[Interface dataset entries]
-*-

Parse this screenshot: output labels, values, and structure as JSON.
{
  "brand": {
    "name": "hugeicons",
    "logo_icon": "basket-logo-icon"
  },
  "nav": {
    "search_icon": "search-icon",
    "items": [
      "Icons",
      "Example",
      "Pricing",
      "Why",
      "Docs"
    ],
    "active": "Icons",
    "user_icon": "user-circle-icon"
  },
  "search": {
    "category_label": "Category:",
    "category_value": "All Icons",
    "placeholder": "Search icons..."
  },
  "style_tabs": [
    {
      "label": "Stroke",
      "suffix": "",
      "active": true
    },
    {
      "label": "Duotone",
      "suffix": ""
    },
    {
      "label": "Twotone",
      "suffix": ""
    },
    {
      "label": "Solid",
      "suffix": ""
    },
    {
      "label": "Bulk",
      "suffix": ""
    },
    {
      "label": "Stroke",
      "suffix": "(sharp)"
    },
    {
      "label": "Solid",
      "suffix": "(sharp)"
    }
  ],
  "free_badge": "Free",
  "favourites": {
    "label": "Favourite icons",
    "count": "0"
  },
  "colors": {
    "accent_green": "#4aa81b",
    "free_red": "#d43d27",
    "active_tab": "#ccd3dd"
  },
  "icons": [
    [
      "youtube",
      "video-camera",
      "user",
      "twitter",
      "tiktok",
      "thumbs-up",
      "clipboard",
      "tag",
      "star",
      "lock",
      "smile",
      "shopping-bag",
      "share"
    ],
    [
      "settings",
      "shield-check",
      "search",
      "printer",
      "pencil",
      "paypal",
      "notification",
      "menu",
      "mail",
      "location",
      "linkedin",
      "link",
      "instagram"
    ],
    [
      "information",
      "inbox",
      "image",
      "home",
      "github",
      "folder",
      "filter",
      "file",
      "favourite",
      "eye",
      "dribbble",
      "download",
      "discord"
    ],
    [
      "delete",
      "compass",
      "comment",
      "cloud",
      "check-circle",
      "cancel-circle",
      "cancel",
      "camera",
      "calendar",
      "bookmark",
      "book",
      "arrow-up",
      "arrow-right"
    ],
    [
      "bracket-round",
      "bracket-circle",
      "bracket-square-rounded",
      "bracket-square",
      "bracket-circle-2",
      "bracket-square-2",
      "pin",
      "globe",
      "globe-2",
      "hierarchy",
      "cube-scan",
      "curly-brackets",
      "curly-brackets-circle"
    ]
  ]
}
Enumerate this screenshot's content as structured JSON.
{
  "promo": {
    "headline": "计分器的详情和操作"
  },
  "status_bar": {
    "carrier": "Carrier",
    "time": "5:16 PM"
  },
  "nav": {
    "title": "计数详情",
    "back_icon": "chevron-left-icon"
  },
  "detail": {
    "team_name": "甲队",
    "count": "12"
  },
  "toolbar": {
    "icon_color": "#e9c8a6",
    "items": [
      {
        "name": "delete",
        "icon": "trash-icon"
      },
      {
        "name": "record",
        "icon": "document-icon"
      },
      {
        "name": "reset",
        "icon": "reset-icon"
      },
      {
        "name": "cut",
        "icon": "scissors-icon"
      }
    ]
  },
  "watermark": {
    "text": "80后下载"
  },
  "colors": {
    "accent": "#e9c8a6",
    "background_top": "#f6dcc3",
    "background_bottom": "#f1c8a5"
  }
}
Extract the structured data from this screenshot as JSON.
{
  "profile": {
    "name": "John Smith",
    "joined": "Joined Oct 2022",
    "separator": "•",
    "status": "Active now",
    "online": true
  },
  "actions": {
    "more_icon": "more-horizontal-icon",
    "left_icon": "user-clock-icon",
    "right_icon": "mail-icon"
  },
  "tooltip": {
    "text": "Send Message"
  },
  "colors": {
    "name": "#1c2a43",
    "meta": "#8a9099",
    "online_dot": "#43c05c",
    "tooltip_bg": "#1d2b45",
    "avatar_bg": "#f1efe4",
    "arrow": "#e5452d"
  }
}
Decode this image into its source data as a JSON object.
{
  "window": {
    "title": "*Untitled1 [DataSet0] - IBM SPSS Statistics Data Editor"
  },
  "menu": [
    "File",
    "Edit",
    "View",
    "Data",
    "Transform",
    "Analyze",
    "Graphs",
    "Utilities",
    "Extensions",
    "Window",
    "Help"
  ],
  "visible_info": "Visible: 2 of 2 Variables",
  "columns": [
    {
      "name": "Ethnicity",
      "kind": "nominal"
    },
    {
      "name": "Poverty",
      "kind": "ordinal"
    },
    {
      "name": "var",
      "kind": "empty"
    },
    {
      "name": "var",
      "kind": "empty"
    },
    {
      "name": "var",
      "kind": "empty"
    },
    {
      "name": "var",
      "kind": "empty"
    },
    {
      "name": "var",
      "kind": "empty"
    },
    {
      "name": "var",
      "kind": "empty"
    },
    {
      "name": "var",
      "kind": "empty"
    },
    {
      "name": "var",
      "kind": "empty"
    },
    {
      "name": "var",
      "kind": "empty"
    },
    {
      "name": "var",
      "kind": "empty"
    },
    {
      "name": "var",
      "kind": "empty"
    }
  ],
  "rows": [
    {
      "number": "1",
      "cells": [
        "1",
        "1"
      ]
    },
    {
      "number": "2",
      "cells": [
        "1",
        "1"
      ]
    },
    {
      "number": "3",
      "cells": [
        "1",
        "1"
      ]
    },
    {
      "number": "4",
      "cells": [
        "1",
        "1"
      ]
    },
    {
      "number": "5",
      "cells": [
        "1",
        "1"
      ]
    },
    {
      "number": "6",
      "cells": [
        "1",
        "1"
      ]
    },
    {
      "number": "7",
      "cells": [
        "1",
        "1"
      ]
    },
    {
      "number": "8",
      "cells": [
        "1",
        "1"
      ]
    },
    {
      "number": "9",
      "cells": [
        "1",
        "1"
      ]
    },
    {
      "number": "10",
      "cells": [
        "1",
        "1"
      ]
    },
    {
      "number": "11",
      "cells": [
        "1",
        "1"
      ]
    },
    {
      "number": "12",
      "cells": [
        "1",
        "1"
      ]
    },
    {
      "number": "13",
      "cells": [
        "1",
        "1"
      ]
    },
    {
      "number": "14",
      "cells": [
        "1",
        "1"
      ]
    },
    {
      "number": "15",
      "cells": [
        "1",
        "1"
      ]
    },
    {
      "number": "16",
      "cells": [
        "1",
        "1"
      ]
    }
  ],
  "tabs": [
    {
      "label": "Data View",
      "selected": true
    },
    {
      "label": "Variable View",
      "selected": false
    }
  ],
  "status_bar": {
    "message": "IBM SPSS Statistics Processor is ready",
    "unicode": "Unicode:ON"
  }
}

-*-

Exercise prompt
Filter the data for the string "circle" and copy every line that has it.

Reply to the exercise
    "user_icon": "user-circle-icon"
      "check-circle",
      "cancel-circle",
      "bracket-circle",
      "bracket-circle-2",
      "curly-brackets-circle"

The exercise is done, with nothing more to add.